The tendency to conform was crushing. In far more cases than elsewhere, men wore the same necktie (dark), drove the same cars (cream-colored), lived for the same football games (Ole Miss vs. LSU), and above all belonged to the same party (Democratic). The state’s allegiance was never better expressed than in 1890, when Chancellor Edward Mayer of the University of Mississippi declared, “I have never failed to vote Democratic, I have never scratched a ticket, and I would not, no matter whom the party might nominate for its candidate.” The New Deal did indeed strain the allegiance, but characteristically Mississippi still conformed at the moment of truth—Election Day. When the state finally strayed from the fold in 1948, the rationalization developed that Mississippi was still holding to the true faith; it was the rest of the Democrats who had bolted away.
The more postwar America changed, the more Mississippi retreated into its own self-contained little world. Bypassed in the march of events, the state saw little connection between itself and all the strange new things going on—the UN, Marshall Plan, NATO, welfare measures at home. All this meant only more centralized government, and the people were in no mood for that—states’ rights were the very heart of the South’s solution to the race problem. Bristling at the very thought, Mississippi became increasingly suspicious of “outside interference” and increasingly proud of its own way of life. Once again thoughts turned to the glorious past.…
“For any Southern boy fourteen years old,” wrote Mississippi’s own William Faulkner, “not once but whenever he wants it, there is the instant when it’s still not two o’clock on that July afternoon in 1863, the brigades are in position behind the rail fence, the guns are laid and ready in the woods … and it’s all in the balance, it hasn’t happened yet.”
It might only be added that in the Mississippi of 1950 the daydream was not limited to fourteen-year-old boys. Every age lived with the fantasy. The state officially observed Confederate Memorial Day, Lee’s and Jefferson Davis’ birthdays … while studiously ignoring Lincoln’s and the national Memorial Day. Jackson boasted its Rebel Concrete Company, Rebel Garment Company, Rebel Roofing & Metal Company. Hattiesburg had its Rebel Theatre, Oxford its Rebel Cosmetology College. Schoolboys loved to dress up in Confederate uniforms … older men wistfully told how it all might have been different if only Pemberton had held at Champion Hill. (“It still breaks my heart when I think of it,” one confessed.) Confederate flags hung from porches, windows, staffs, all over the state; and in case anyone ever needed reminding, there was always the reproachful gaze of the noble stone soldier who stood atop the Confederate monument in every courthouse square.…

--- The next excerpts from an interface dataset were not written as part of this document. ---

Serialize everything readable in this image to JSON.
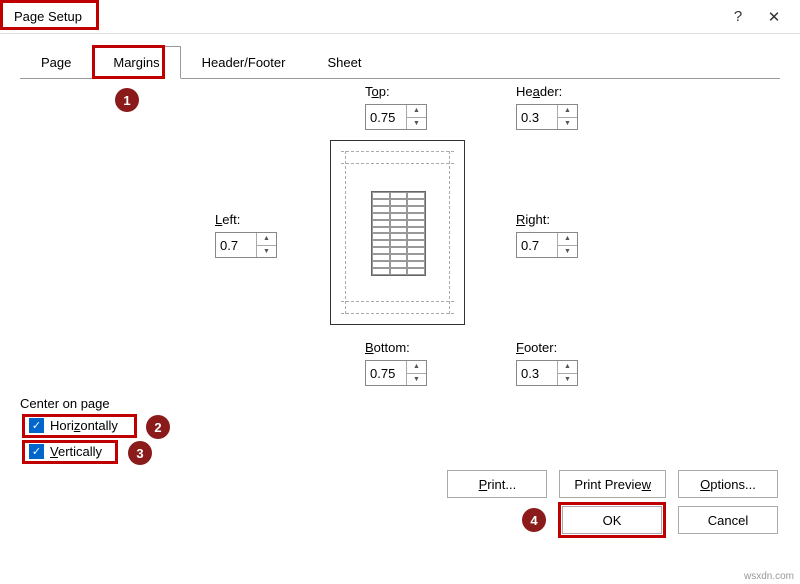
{
  "window": {
    "title": "Page Setup",
    "help": "?",
    "close": "✕"
  },
  "tabs": {
    "page": "Page",
    "margins": "Margins",
    "headerfooter": "Header/Footer",
    "sheet": "Sheet"
  },
  "labels": {
    "top_pre": "T",
    "top_u": "o",
    "top_post": "p:",
    "header_pre": "He",
    "header_u": "a",
    "header_post": "der:",
    "left_pre": "",
    "left_u": "L",
    "left_post": "eft:",
    "right_pre": "",
    "right_u": "R",
    "right_post": "ight:",
    "bottom_pre": "",
    "bottom_u": "B",
    "bottom_post": "ottom:",
    "footer_pre": "",
    "footer_u": "F",
    "footer_post": "ooter:"
  },
  "values": {
    "top": "0.75",
    "header": "0.3",
    "left": "0.7",
    "right": "0.7",
    "bottom": "0.75",
    "footer": "0.3"
  },
  "center": {
    "label": "Center on page",
    "horiz_pre": "Hori",
    "horiz_u": "z",
    "horiz_post": "ontally",
    "vert_pre": "",
    "vert_u": "V",
    "vert_post": "ertically"
  },
  "buttons": {
    "print_pre": "",
    "print_u": "P",
    "print_post": "rint...",
    "preview_pre": "Print Previe",
    "preview_u": "w",
    "preview_post": "",
    "options_pre": "",
    "options_u": "O",
    "options_post": "ptions...",
    "ok": "OK",
    "cancel": "Cancel"
  },
  "badges": {
    "b1": "1",
    "b2": "2",
    "b3": "3",
    "b4": "4"
  },
  "watermark": "wsxdn.com"
}
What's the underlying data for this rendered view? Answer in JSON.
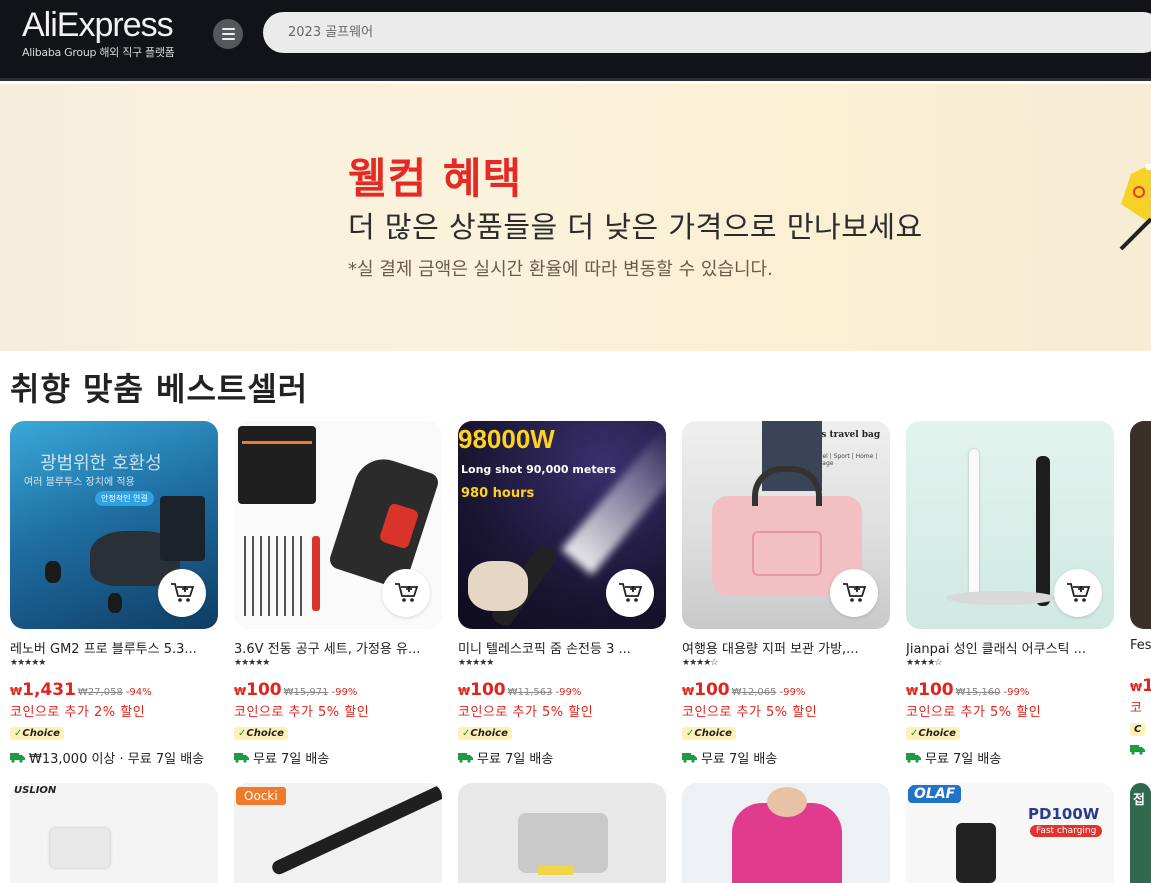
{
  "header": {
    "logo_text": "AliExpress",
    "logo_subtitle": "Alibaba Group 해외 직구 플랫폼",
    "search_placeholder": "2023 골프웨어"
  },
  "banner": {
    "title": "웰컴 혜택",
    "subtitle": "더 많은 상품들을 더 낮은 가격으로 만나보세요",
    "note": "*실 결제 금액은 실시간 환율에 따라 변동할 수 있습니다."
  },
  "section": {
    "title": "취향 맞춤 베스트셀러"
  },
  "products": [
    {
      "title": "레노버 GM2 프로 블루투스 5.3...",
      "currency": "₩",
      "price": "1,431",
      "old_price": "₩27,058",
      "discount": "-94%",
      "coin": "코인으로 추가 2% 할인",
      "badge": "Choice",
      "shipping": "₩13,000 이상 · 무료 7일 배송",
      "image_text_1": "광범위한 호환성",
      "image_text_2": "여러 블루투스 장치에 적용",
      "image_text_3": "안정적인 연결"
    },
    {
      "title": "3.6V 전동 공구 세트, 가정용 유...",
      "currency": "₩",
      "price": "100",
      "old_price": "₩15,971",
      "discount": "-99%",
      "coin": "코인으로 추가 5% 할인",
      "badge": "Choice",
      "shipping": "무료 7일 배송"
    },
    {
      "title": "미니 텔레스코픽 줌 손전등 3 ...",
      "currency": "₩",
      "price": "100",
      "old_price": "₩11,563",
      "discount": "-99%",
      "coin": "코인으로 추가 5% 할인",
      "badge": "Choice",
      "shipping": "무료 7일 배송",
      "image_text_1": "98000W",
      "image_text_2": "Long shot 90,000 meters",
      "image_text_3": "980 hours"
    },
    {
      "title": "여행용 대용량 지퍼 보관 가방,...",
      "currency": "₩",
      "price": "100",
      "old_price": "₩12,065",
      "discount": "-99%",
      "coin": "코인으로 추가 5% 할인",
      "badge": "Choice",
      "shipping": "무료 7일 배송",
      "image_text_1": "Fitness travel bag",
      "image_text_2": "Travel | Sport | Home | Storage"
    },
    {
      "title": "Jianpai 성인 클래식 어쿠스틱 ...",
      "currency": "₩",
      "price": "100",
      "old_price": "₩15,160",
      "discount": "-99%",
      "coin": "코인으로 추가 5% 할인",
      "badge": "Choice",
      "shipping": "무료 7일 배송"
    },
    {
      "title": "Fes",
      "currency": "₩",
      "price": "1",
      "coin": "코",
      "badge": "C"
    }
  ],
  "second_row": {
    "brand_1": "USLION",
    "brand_2": "Oocki",
    "brand_5": "OLAF",
    "pd_label": "PD100W",
    "fast_label": "Fast charging",
    "cut_label": "접"
  },
  "colors": {
    "accent": "#e0241b",
    "header_bg": "#111317",
    "banner_bg": "#fbf2dc",
    "choice_bg": "#fdf1b8"
  }
}
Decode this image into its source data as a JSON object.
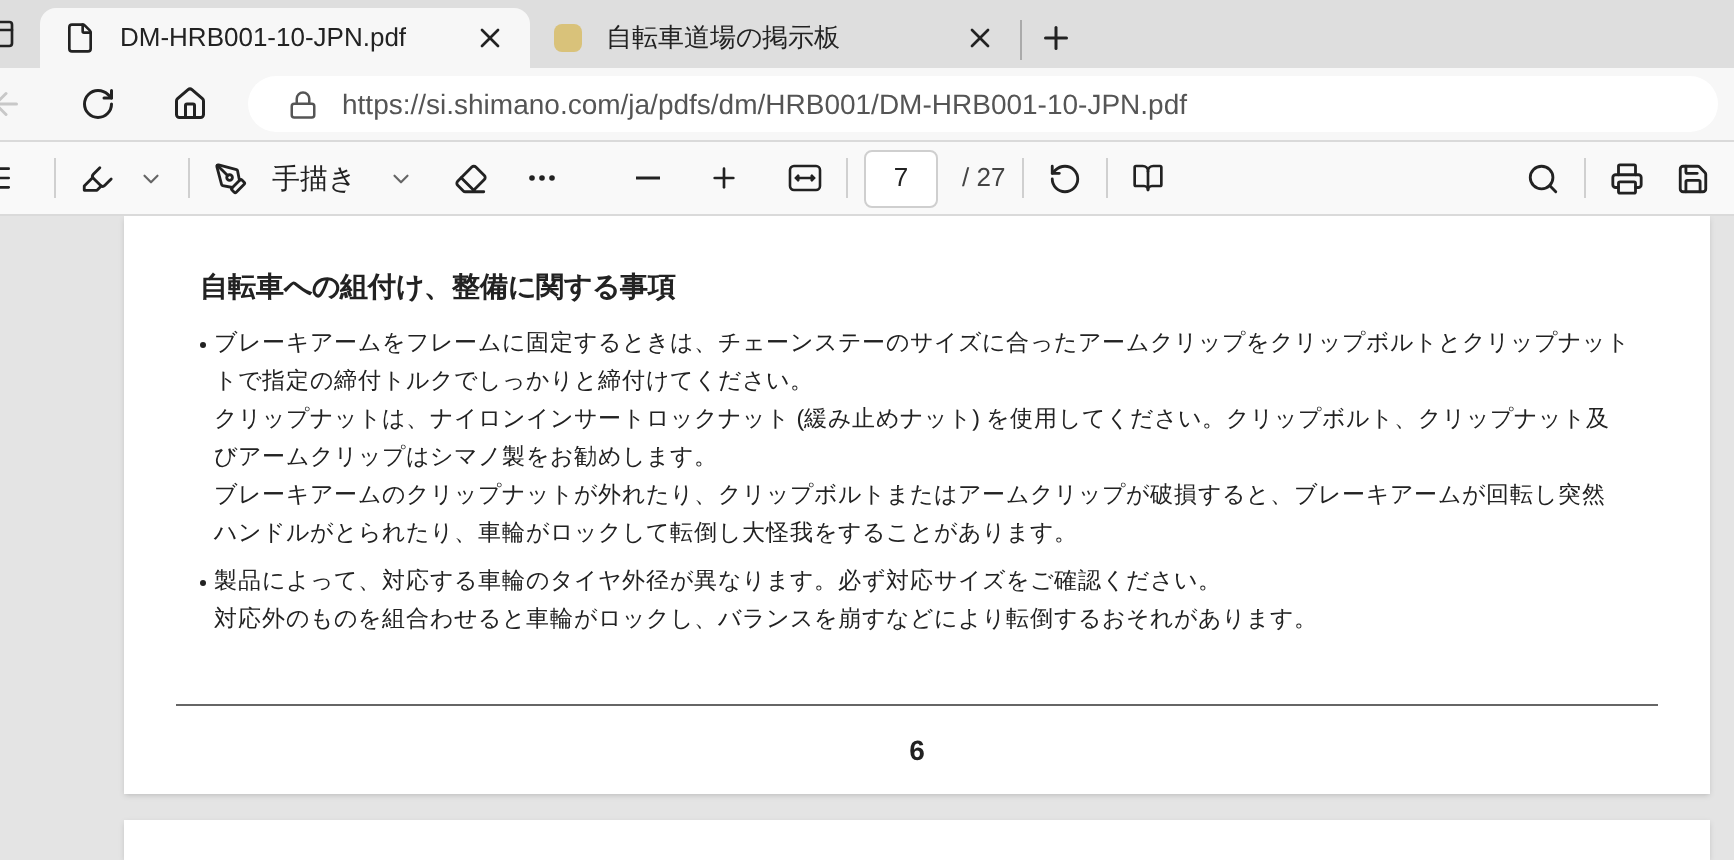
{
  "tabs": [
    {
      "title": "DM-HRB001-10-JPN.pdf",
      "selected": true,
      "kind": "pdf"
    },
    {
      "title": "自転車道場の掲示板",
      "selected": false,
      "kind": "site"
    }
  ],
  "address_bar": {
    "url": "https://si.shimano.com/ja/pdfs/dm/HRB001/DM-HRB001-10-JPN.pdf",
    "back_disabled": true
  },
  "pdf_toolbar": {
    "draw_label": "手描き",
    "page_number": "7",
    "page_total": "/ 27"
  },
  "page": {
    "heading": "自転車への組付け、整備に関する事項",
    "bullets": [
      {
        "lines": [
          "ブレーキアームをフレームに固定するときは、チェーンステーのサイズに合ったアームクリップをクリップボルトとクリップナット",
          "トで指定の締付トルクでしっかりと締付けてください。",
          "クリップナットは、ナイロンインサートロックナット (緩み止めナット) を使用してください。クリップボルト、クリップナット及",
          "びアームクリップはシマノ製をお勧めします。",
          "ブレーキアームのクリップナットが外れたり、クリップボルトまたはアームクリップが破損すると、ブレーキアームが回転し突然",
          "ハンドルがとられたり、車輪がロックして転倒し大怪我をすることがあります。"
        ]
      },
      {
        "lines": [
          "製品によって、対応する車輪のタイヤ外径が異なります。必ず対応サイズをご確認ください。",
          "対応外のものを組合わせると車輪がロックし、バランスを崩すなどにより転倒するおそれがあります。"
        ]
      }
    ],
    "page_number": "6"
  }
}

This was the Mississippi of 1950, when a young Negro named James H. Meredith left the state in search of a better chance in life. It was the Mississippi of 1961 when he returned to fight for equality and later entered the all-white university after a night of bloody riot. It is the Mississippi of today—of Medgar Evers shot in ambush, of civil-rights workers lynched at night—and it will be the Mississippi of tomorrow, until, with patience and persistence, the rest of the country helps bring a frightened, isolated, and intensely proud people back into the Union.